No one was in sight, so James and I shucked off all our clothes and waded into the cool, green sparkling water.

Ahhhh! Refreshing! The outside temperature was in the low-90s, so the cold water felt wonderful. It was almost a shock at first but we quickly got used to it, and were able to stay in the river for an hour.

A few yards upstream from the little beach are a series of boulders which create small rapids. We swam and crab-walked to this section and lay on our backs as the pure water rushed over us. Nature’s effective massage!

Both James and I felt extremely refreshed and rejuvenated after our time in this healing, idyllic spot. We climbed out of the water and sunned ourselves on large rocks on the beach, then reluctantly put on our clothes and climbed back up the ladder, and up the path to the cabin.
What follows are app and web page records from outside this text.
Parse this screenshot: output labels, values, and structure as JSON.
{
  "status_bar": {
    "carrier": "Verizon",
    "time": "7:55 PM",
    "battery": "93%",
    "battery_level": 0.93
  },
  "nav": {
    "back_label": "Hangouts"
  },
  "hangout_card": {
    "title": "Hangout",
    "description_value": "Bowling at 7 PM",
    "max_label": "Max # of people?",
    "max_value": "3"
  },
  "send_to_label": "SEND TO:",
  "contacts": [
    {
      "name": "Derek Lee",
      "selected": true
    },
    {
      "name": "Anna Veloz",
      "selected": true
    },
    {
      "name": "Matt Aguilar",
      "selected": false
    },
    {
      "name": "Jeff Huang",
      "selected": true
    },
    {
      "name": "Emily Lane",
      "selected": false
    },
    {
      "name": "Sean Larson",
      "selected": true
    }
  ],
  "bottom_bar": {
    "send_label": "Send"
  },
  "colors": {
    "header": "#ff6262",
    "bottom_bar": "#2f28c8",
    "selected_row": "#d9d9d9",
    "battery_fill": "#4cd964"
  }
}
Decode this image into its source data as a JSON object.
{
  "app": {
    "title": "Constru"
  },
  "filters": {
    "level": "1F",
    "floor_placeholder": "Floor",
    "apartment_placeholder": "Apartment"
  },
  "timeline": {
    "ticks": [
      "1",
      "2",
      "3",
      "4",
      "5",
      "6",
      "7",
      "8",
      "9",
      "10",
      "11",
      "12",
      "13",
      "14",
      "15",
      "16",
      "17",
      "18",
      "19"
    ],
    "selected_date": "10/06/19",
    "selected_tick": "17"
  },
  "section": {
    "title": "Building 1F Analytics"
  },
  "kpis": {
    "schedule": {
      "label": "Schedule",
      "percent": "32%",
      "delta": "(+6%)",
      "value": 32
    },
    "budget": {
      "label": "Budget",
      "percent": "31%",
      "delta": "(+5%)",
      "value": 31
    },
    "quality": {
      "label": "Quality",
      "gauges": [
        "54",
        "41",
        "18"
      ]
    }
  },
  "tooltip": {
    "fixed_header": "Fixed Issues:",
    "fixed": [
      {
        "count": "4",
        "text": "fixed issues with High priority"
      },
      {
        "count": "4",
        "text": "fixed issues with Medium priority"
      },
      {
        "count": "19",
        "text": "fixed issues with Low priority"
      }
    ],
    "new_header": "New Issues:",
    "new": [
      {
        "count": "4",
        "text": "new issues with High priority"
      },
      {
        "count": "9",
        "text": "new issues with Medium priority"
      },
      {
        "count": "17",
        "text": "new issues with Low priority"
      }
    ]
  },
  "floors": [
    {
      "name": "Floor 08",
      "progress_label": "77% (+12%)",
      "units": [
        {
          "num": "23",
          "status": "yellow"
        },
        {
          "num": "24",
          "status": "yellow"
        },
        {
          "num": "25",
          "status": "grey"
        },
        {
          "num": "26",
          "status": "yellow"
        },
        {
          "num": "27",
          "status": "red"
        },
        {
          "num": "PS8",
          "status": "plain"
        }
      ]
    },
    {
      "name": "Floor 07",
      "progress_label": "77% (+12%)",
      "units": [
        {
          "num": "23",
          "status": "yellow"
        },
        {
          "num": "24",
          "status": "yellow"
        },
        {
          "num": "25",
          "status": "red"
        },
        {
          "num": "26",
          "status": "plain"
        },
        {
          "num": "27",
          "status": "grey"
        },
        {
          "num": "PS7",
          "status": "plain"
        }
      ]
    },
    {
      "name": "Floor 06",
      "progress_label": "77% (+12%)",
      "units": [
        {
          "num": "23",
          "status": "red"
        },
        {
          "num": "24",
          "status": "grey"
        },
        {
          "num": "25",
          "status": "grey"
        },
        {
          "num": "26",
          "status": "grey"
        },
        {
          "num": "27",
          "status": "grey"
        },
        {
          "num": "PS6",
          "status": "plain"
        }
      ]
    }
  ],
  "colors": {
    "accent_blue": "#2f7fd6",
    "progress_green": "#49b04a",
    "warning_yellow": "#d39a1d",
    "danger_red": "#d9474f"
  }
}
We lay on the small window-seat bed which overlooks the trees through a large plate-glass window, and dozed for a few moments. Being in the cabin is like perching in a tree house. Some of the trees, however, will need to be thinned out because of fire danger and also to open up the view a bit.

We stopped in Nevada City to visit with our friends L. & D. (the owners of the land) before continuing down the hill to my brother’s house in Sacramento.

James and I have been resting for the past couple of days; our summer colds continue. In fact, James was feeling better recently but now seems to be experiencing a relapse, while I’ve been in the thick of aches and coughing up stuff from my lungs for a week.

We did shop for a new refrigerator yesterday, and found a small one in black (to match the Airstream’s interior decor) at Lowe’s.

We shall rest today and then attend my nephew’s concert this evening (he plays bass; is attending a jazz music camp at one of Sacramento’s universities this week) and then we’ll drive back up the hill tomorrow.

On one hand, it’s wonderful to be back in Northern California, visiting my brother and sister-in-law in the house I grew up in. On the other hand, I’m a bit unsettled at the moment, sort of caught between two places. Feeling rather homeless, but I know that this shall pass once we move all our stuff out here.

There are some mixed emotions, but basically we are VERY excited about moving to this area. Many advantages here, not the least of which will be our proximity to family.